politics October 11, 2016 01:00

By THE NATION

DEPUTY PRIME MINISTER General Prawit Wongsuwan said yesterday authorities would try to divert water runoff and floodwater to minimise the impact on Bangkok.

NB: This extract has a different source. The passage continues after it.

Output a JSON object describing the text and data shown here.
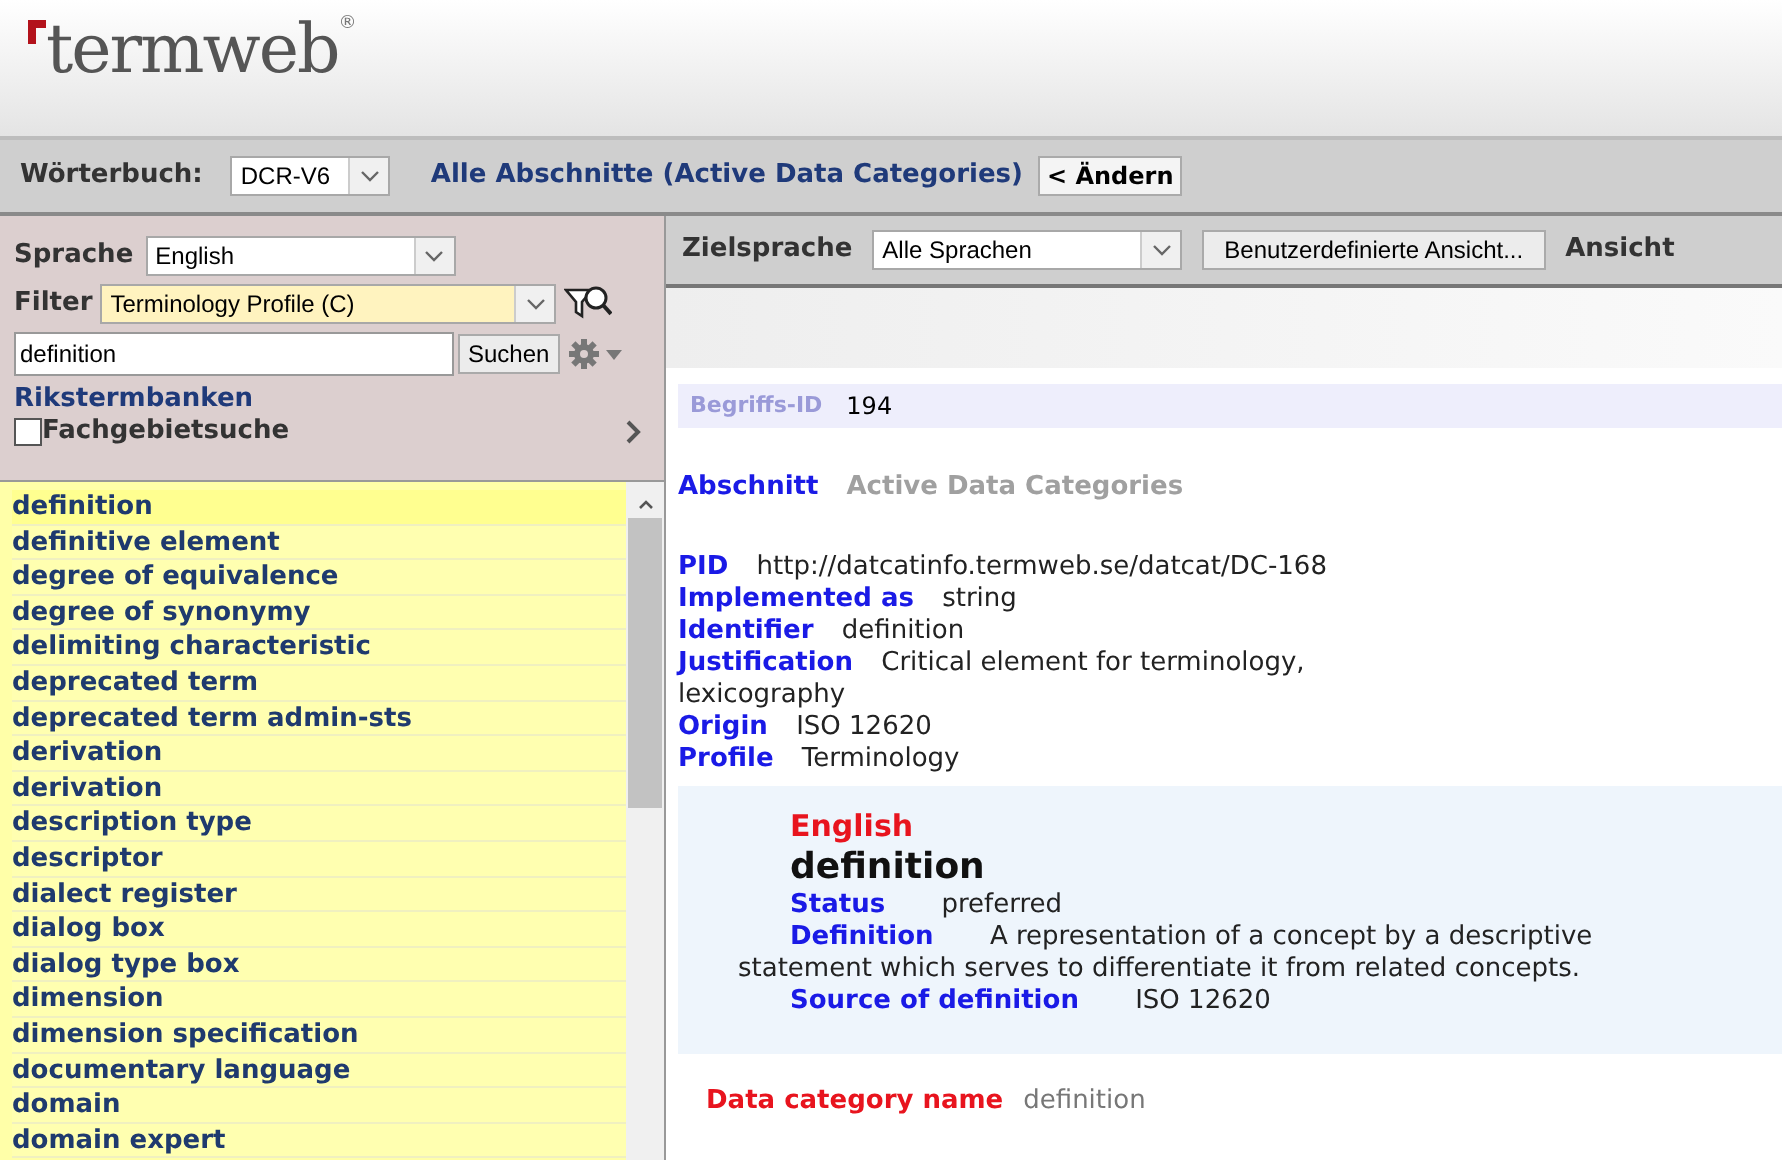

The amount of water from the Chao Phraya River passing through the Rama 6 dam was 2,000 cubic metres per second yesterday, with flooding in Bangkok expected if the volume reaches 3,000 cubic metres per second.
Prawit said Prime Minister Prayut Chan-o-cha had instructed relevant agencies to tackle the flooding issue through allocating budgets, water diversion and storing strategies, and the “monkey cheek” water-retention method in some areas. He admitted that the amount of water was excessive at the Pasak Jolasid and Ram 6 dams, with the amount of water released at the latter at about 2,000 cubic metres per second, inundating downstream Ayutthaya province. 
“In the past, this [scenario] would have already caused flooding in all areas but we are trying to divert and distribute runoff to all places so as to minimise impacts on Bangkok,” he |said.
As stretches of the Chao Phraya River have overflowed, Prawit said officials from the Royal Irrigation Department, the Agriculture Ministry and the Interior Ministry were overseeing the situation and aiding affected residents. The Defence Ministry was also aiding flood-affected people, he added. Lop Buri’s Pasak Jolasid Dam was at 95 per cent of its capacity yesterday after receiving 59 million cubic metres of water per day. As a result, water was being released at 700 cubic metres per second, or 60 million cubic metres a day, since Sunday.
 
Crops threatened
Downstream Tambon Kaeng Sua Ten residents in Lop Buri’s Phattana Nikhom district have been moving belongings to higher ground, as floods have hit the municipality’s pump station while those living in 30 riverside homes in Ban Moo 11, which is deemed most at risk, were told to prepare for evacuation. 
In Phichit’s Sam Ngam district, farmers set up 10 water pumps to drain 300 rai (48 hectares) of flooded rice fields to try to save their crops. The effort comes as the area was hit by heavy rain while the Yom River caused connecting canals to overflow.
In Pathum Thani province, Governor Surachai Khan-asa led officials to inspect the Chulalongkorn sluice gate yesterday, where six Flow Thruster Ships were being used to drain Klong Rangsit Prayoonsak into the Chao Phraya River to prevent flooding in Klong Luang district. 
The draining of the canal, which had been filled with stagnant polluted water, was in line the government’s “Beautiful canals for Thais’ happiness” policy, according to officials.